**PROBLEM TO WORK ON**. Wherever a line in the records below contains "What", copy that line.

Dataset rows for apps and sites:
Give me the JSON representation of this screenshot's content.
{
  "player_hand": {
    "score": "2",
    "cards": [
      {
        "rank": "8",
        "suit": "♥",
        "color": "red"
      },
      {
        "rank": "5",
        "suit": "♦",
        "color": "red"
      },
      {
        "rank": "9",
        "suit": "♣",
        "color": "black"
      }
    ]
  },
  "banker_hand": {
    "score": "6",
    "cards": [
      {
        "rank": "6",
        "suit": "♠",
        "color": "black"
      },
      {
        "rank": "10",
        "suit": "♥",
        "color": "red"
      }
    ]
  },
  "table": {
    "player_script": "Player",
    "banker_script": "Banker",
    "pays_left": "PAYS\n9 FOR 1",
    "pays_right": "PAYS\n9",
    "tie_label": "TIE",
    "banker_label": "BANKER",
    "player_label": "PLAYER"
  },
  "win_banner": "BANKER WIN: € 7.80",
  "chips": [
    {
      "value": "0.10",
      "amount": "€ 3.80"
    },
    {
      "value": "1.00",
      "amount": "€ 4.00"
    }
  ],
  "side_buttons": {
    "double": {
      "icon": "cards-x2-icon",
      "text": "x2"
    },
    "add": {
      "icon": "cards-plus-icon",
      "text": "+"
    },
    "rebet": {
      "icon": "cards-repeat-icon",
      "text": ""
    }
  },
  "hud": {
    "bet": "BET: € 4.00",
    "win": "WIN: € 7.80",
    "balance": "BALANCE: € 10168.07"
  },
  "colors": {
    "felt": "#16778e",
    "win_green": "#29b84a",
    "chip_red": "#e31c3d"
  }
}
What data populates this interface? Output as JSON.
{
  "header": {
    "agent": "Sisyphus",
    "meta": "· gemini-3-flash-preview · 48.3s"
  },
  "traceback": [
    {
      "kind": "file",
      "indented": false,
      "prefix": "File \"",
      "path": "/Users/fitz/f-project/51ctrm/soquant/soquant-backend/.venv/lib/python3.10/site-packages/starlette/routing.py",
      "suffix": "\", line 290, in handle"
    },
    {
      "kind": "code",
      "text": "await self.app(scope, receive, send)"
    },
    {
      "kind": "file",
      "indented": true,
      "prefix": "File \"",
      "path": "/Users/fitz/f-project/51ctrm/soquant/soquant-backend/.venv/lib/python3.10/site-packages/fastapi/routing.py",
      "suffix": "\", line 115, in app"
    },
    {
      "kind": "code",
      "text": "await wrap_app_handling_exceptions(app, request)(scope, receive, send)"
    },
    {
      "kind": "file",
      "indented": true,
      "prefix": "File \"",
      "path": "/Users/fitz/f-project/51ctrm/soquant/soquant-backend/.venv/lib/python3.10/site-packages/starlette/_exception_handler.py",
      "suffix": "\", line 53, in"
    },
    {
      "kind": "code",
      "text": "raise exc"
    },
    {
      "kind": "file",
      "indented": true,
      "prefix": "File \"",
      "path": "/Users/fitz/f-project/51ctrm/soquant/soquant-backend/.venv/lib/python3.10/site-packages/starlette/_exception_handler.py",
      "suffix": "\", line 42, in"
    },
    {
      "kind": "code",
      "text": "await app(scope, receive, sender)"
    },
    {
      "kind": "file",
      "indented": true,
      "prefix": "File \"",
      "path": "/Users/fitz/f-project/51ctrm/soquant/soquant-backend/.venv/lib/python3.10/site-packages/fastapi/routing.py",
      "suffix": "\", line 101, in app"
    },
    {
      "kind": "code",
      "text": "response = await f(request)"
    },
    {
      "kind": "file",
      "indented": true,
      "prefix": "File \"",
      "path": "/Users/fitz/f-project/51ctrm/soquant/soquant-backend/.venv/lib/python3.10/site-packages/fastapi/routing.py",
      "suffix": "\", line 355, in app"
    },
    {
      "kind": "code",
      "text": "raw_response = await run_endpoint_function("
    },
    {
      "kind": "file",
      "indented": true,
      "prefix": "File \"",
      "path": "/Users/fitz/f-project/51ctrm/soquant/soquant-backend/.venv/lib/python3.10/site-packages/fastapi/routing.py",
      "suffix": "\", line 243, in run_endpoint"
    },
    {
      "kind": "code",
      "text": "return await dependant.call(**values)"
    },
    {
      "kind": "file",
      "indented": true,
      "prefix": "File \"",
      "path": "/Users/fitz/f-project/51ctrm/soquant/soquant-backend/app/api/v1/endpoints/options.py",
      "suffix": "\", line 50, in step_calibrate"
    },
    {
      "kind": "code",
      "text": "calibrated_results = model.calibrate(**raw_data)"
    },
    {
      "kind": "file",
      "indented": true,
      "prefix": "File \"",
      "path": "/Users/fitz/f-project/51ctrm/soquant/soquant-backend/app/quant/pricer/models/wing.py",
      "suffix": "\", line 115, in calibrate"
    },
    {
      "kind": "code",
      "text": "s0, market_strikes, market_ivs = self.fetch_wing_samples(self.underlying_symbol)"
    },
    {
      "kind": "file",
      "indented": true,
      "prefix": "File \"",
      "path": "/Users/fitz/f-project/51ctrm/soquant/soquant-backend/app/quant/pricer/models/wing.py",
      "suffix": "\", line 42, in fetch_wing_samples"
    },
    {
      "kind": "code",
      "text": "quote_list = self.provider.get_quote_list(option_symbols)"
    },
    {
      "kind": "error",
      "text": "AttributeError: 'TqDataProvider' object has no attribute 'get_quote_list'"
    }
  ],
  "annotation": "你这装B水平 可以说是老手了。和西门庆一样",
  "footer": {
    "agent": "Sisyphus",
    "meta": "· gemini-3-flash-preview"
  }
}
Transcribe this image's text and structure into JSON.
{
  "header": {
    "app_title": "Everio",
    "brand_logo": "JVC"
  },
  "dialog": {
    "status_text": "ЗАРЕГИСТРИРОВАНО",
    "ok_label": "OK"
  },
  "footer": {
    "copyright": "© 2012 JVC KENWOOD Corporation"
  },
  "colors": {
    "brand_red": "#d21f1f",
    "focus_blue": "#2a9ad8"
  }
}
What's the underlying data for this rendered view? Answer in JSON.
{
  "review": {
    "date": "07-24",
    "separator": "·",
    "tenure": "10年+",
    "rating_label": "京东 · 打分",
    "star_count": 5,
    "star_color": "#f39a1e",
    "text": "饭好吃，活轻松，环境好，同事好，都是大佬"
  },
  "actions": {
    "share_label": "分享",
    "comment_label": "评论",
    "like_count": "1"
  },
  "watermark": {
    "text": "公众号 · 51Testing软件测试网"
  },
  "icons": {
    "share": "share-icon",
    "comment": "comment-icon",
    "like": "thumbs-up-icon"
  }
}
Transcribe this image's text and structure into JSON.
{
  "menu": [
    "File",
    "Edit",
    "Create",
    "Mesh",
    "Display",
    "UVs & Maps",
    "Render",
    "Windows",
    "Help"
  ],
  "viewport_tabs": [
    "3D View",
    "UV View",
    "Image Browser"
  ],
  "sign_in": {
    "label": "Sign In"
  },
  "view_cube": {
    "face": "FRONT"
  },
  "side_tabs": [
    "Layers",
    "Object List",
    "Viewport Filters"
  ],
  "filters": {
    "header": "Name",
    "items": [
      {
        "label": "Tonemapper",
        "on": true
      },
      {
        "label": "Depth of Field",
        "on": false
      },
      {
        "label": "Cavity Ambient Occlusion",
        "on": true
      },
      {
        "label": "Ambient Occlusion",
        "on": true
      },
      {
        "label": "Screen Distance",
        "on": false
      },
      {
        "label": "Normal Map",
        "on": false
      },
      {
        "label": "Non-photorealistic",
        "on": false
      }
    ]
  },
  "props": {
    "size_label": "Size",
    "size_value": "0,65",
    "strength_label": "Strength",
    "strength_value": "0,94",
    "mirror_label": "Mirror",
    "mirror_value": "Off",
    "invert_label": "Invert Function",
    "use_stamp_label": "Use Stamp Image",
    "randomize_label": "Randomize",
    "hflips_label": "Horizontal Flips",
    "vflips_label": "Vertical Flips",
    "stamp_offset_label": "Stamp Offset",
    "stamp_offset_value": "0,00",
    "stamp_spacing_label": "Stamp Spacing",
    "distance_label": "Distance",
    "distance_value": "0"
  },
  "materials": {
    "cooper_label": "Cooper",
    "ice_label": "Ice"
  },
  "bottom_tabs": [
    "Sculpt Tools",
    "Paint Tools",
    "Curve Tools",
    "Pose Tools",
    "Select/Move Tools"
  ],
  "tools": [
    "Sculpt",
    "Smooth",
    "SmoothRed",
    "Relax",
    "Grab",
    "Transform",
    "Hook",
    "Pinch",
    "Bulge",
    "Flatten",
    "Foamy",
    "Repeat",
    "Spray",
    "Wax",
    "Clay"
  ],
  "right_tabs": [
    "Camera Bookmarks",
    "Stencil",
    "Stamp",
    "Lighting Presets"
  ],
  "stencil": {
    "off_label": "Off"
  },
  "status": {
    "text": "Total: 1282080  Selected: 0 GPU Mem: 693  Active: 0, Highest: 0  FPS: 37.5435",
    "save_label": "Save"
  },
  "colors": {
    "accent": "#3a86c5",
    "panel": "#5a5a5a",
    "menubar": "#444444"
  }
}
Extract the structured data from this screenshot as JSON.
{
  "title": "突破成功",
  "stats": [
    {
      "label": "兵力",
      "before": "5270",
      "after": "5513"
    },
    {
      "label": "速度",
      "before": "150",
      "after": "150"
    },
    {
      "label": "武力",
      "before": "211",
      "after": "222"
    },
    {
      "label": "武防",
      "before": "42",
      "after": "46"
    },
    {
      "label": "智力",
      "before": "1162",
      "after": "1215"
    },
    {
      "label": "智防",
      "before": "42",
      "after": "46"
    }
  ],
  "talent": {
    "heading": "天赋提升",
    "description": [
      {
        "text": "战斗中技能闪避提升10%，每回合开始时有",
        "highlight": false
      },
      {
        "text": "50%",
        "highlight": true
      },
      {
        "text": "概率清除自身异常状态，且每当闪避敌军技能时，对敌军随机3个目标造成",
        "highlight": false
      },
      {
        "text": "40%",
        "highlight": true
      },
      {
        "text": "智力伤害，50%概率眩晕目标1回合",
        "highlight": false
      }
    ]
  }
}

**TASK ANSWER**.
What data populates this interface? Output as JSON.
What's the underlying data for this rendered view? Answer in JSON.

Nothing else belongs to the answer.